  62. 62. Ghazanfar AA, Maier JX, Hoffman KL, Logothetis NK (2005) Multisensory integration of dynamic faces and voices in rhesus monkey auditory cortex. J Neurosci 25: 5004–5012.
  63. 63. Rauschecker JP, Tian B, Hauser M (1995) Processing of complex sounds in the macaque nonprimary auditory cortex. Science 268: 111–114.
  64. 64. Miller CT, Dimauro A, Pistorio A, Hendry S, Wang X (2010) Vocalization Induced CFos Expression in Marmoset Cortex. Front Integr Neurosci 4: 128.
  65. 65. Simoes CS, Vianney PV, de Moura MM, Freire MA, Mello LE, et al. (2010) Activation of frontal neocortical areas by vocal production in marmosets. Front Integr Neurosci 4: 123.
  66. 66. Pulvermuller F, Huss M, Kherif F, Moscoso del Prado Martin F, Hauk O, et al. (2006) Motor cortex maps articulatory features of speech sounds. Proc Natl Acad Sci U S A 103: 7865–7870.
  67. 67. Prather JF, Peters S, Nowicki S, Mooney R (2008) Precise auditory-vocal mirroring in neurons for learned vocal communication. Nature 451: 305–310.
  68. 68. Prather JF, Nowicki S, Anderson RC, Peters S, Mooney R (2009) Neural correlates of categorical perception in learned vocal communication. Nat Neurosci 12: 221–228.
  69. 69. Fogassi L, Ferrari PF (2007) Mirror neurons and the evolution of embodied language. Current Directions in Psychological Science 16: 136–141.
  70. 70. Deacon TW (1992) Cortical connections of the inferior arcuate sulcus cortex in the macaque brain. Brain Res 573: 8–26.

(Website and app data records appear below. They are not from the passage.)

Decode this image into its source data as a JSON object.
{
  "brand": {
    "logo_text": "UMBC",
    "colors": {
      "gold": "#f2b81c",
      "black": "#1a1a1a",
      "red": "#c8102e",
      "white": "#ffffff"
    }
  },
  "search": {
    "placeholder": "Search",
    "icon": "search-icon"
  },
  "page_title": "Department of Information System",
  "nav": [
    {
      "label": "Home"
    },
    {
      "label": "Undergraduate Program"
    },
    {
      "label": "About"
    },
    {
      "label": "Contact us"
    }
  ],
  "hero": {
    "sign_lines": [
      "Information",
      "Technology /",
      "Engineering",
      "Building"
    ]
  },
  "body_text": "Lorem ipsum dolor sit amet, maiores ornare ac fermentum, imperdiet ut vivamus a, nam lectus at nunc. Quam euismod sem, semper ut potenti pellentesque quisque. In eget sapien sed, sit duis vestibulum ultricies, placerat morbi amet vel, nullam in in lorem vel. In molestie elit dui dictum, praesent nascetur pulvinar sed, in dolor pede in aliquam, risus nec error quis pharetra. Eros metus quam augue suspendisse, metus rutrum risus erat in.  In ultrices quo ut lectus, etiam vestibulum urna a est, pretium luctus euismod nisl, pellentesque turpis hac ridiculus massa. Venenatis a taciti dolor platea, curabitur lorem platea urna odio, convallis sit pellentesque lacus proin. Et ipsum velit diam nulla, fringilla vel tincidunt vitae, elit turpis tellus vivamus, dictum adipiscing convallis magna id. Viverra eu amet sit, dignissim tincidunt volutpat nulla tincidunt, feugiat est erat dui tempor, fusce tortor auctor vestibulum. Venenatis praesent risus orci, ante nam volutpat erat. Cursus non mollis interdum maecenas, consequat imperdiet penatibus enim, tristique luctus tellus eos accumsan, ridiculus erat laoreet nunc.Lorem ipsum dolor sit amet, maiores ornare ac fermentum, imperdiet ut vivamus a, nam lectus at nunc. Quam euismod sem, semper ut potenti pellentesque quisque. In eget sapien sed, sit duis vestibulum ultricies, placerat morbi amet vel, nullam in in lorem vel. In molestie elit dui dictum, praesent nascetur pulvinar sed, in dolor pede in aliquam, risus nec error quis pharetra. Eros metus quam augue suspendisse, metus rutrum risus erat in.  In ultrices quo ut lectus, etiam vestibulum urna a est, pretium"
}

  71. 71. Ferrari PF, Gallese V, Rizzolatti G, Fogassi L (2003) Mirror neurons responding to the observation of ingestive and communicative mouth actions in the monkey ventral premotor cortex. Eur J Neurosci 17: 1703–1714.